The school year opens Wednesday, Aug. 14, in Grandview Heights with new leadership and a renewed focus on academic achievement.

The school year opens Wednesday, Aug. 14, in Grandview Heights with new leadership and a renewed focus on academic achievement.

"It's been a busy summer," Superintendent Ed O'Reilly said.

The district has new principals at both Stevenson Elementary School and at the high school.

"When two-thirds of your building administrators change over, that can have a significant impact on the school district," O'Reilly said.

In Angela Ullum at Stevenson and Ken Chaffin at the high school, "we believe we've selected two excellent administrators who understand the needs of students in Grandview Heights and are already working with students and parents," he said.

A number of teaching positions also have been filled over the summer, including art at Stevenson, math at Edison Intermediate/Middle School, social studies at the high school and a new director of bands.

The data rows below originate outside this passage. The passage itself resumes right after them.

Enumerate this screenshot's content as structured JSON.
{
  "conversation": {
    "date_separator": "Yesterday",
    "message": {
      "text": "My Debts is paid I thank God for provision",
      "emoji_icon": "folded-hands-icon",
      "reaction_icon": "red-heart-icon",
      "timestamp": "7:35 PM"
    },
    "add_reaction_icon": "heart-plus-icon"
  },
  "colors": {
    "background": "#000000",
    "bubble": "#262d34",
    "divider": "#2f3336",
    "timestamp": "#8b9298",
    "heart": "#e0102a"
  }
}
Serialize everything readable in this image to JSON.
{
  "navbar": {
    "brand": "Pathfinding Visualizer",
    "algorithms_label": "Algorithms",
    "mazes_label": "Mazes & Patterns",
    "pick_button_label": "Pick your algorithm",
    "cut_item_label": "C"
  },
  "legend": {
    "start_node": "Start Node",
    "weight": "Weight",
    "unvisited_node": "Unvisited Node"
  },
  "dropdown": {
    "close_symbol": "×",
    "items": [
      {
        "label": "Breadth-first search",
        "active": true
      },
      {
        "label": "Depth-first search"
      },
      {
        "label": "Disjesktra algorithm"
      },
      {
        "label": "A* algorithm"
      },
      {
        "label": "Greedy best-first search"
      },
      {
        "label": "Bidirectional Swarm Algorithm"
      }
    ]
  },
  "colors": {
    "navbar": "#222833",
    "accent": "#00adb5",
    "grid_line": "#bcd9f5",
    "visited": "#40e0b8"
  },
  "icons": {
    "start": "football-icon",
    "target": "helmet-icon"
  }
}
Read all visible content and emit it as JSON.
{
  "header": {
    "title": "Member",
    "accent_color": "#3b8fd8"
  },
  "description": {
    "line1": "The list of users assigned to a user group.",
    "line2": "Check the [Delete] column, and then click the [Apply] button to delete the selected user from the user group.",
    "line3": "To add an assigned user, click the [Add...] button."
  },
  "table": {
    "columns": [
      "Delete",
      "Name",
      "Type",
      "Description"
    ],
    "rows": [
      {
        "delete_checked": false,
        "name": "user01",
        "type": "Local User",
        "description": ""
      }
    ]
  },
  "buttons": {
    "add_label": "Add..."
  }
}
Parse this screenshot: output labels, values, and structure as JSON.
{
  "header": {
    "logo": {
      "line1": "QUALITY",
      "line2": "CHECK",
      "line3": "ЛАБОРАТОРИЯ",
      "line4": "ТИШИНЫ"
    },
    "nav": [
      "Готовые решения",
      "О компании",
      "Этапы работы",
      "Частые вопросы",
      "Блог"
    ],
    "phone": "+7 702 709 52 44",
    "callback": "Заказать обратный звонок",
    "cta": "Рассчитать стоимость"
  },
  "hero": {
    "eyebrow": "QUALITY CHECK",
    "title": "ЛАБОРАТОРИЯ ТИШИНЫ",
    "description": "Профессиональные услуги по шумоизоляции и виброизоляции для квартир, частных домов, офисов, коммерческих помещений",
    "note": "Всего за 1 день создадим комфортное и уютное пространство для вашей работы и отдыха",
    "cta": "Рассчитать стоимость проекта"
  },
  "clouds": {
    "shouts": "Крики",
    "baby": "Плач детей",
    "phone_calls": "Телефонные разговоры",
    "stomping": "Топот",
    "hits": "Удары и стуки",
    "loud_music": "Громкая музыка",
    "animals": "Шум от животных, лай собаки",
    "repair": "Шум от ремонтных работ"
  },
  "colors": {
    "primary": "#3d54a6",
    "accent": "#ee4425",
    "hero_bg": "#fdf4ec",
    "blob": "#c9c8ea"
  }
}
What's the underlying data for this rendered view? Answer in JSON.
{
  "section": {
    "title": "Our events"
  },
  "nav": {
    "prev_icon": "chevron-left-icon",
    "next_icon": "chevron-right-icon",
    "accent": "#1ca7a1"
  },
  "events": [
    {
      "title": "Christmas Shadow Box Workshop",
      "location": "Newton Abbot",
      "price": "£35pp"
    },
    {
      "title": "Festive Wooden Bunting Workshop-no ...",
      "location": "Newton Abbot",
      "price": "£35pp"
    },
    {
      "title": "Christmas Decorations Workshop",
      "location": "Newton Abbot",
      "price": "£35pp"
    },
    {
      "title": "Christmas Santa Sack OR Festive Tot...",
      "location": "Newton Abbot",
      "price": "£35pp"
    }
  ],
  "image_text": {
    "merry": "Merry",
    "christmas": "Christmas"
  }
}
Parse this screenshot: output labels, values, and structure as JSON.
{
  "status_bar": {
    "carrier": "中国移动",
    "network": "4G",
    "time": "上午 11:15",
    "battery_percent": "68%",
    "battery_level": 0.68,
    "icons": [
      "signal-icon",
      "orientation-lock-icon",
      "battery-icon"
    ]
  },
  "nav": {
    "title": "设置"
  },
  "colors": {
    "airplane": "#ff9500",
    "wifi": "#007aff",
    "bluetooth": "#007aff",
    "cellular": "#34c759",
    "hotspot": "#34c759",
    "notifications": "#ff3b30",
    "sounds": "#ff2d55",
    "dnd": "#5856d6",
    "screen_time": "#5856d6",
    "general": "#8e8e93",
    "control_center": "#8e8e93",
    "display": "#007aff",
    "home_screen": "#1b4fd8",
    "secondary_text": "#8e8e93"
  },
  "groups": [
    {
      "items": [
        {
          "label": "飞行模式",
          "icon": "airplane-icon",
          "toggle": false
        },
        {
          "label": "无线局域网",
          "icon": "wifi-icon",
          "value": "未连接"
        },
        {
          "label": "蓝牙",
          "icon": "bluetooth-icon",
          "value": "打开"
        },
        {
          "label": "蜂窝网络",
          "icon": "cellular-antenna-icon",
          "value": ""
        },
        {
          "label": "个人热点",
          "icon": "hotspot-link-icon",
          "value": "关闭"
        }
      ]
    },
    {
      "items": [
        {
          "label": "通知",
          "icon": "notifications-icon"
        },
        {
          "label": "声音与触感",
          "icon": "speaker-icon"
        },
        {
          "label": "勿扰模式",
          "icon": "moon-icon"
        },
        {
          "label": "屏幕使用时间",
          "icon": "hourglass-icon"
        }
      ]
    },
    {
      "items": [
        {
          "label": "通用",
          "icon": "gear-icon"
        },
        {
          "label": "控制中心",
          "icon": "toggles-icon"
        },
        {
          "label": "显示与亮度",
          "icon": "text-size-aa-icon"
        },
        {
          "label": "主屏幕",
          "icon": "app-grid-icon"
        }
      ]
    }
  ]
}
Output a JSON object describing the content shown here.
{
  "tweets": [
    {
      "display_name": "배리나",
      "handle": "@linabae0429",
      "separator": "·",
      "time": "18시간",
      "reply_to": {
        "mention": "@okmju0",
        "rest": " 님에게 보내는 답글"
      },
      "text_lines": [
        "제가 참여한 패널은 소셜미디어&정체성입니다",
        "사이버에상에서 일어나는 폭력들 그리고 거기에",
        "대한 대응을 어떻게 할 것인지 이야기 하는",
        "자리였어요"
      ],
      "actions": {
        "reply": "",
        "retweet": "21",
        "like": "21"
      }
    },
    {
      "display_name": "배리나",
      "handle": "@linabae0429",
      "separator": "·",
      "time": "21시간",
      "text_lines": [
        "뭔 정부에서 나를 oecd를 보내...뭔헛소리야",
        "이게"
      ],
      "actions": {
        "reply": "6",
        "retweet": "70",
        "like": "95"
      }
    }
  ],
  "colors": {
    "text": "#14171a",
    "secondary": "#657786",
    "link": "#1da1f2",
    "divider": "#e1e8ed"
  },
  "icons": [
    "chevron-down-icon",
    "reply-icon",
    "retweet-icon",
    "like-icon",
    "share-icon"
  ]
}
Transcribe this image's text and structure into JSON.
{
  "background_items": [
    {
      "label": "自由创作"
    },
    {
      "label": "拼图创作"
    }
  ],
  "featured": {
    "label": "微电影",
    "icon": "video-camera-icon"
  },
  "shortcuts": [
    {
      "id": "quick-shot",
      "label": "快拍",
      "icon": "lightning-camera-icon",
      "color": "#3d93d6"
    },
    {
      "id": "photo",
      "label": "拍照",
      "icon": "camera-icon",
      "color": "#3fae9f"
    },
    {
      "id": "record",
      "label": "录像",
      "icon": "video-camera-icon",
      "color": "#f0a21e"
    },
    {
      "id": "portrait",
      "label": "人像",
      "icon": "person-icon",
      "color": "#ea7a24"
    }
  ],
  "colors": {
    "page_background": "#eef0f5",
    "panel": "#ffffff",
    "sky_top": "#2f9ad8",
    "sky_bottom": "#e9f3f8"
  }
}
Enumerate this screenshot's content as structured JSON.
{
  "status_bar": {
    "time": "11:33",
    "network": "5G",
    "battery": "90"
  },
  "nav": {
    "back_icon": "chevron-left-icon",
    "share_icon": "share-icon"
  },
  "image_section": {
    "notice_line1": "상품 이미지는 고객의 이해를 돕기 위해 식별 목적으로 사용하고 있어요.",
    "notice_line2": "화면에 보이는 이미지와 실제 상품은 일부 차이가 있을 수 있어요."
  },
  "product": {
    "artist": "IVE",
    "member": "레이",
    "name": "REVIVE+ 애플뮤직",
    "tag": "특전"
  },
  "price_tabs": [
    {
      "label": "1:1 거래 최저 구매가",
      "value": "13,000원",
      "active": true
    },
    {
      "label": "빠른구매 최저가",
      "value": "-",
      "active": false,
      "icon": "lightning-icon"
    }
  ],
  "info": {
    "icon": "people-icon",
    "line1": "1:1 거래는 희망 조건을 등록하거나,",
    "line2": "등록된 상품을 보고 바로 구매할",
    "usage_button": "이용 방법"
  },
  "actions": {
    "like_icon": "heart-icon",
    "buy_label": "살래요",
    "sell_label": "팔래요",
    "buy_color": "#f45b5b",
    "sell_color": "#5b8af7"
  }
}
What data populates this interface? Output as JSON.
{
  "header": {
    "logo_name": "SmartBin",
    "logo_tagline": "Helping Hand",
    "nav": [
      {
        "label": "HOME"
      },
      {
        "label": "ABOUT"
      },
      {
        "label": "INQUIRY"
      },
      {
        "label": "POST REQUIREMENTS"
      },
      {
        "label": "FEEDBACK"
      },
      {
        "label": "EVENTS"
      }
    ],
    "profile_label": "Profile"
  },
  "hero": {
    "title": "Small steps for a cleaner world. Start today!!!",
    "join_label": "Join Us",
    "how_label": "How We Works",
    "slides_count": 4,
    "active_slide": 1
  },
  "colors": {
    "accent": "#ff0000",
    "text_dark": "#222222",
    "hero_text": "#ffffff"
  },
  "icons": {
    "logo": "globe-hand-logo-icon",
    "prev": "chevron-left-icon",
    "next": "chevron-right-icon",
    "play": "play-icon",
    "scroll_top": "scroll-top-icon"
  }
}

About 150 students have signed up to participate in the high school band this year, O'Reilly said.

"It's an incredible number when you consider we have about 330 students at the high school," he said. "That means almost half our students will be in the band.

"We will have to address that issue this year because we're beginning to outgrow our bandroom space," O'Reilly said.

The district also has added gifted-education staff at Stevenson and Edison to "offer more services to more students," he said.

At the high school, an agreement with Columbus State Community College will offer dual-enrollment courses in psychology and sociology, O'Reilly said.

Students enrolled in the courses will be instructed by both Columbus State professors and Grandview teachers and will earn both college and high school credit.

The high school also will offer a new AP statistics class.

"We want our students to leave us with a significant amount of college credits, so we are offering more of these type of classes," O'Reilly said.

A new teacher evaluation process will be rolled out this year and includes a student growth measurement, he said.

The district also is in the final stages of implementing Common Core standards for math and English and new state standards for science and social studies, O'Reilly said.

The state-mandated third-grade reading guarantee also goes into effect this year.

If a third-grade student does not earn a passing grade on the state reading achievement test, they will not be allowed to proceed to fourth grade.

"The staff at Stevenson did an excellent job reviewing our literacy program and making sure we provide the necessary services to our students," O'Reilly said.

Stevenson has "been a leader in the state" in the percentage of its third-graders who pass the reading test, he said.

Finances will continue to be a concern this school year, O'Reilly said.

Over the past two years, the state cut $2.4 million in the funding Grandview receives, "and that money did not come back in the new budget," he said.

This year was scheduled to be a levy year, but the district has been able to cut its costs, especially in the areas of health insurance and gas and electric bills, and avoided having to go to the ballot this fall, O'Reilly said.

"We feel very good about that," he said.

Later this fall, the district will unveil its new website, which will be more informative and up to date, O'Reilly said.

"Parents will be able to pay many fees online, which they haven't been able to before," he said.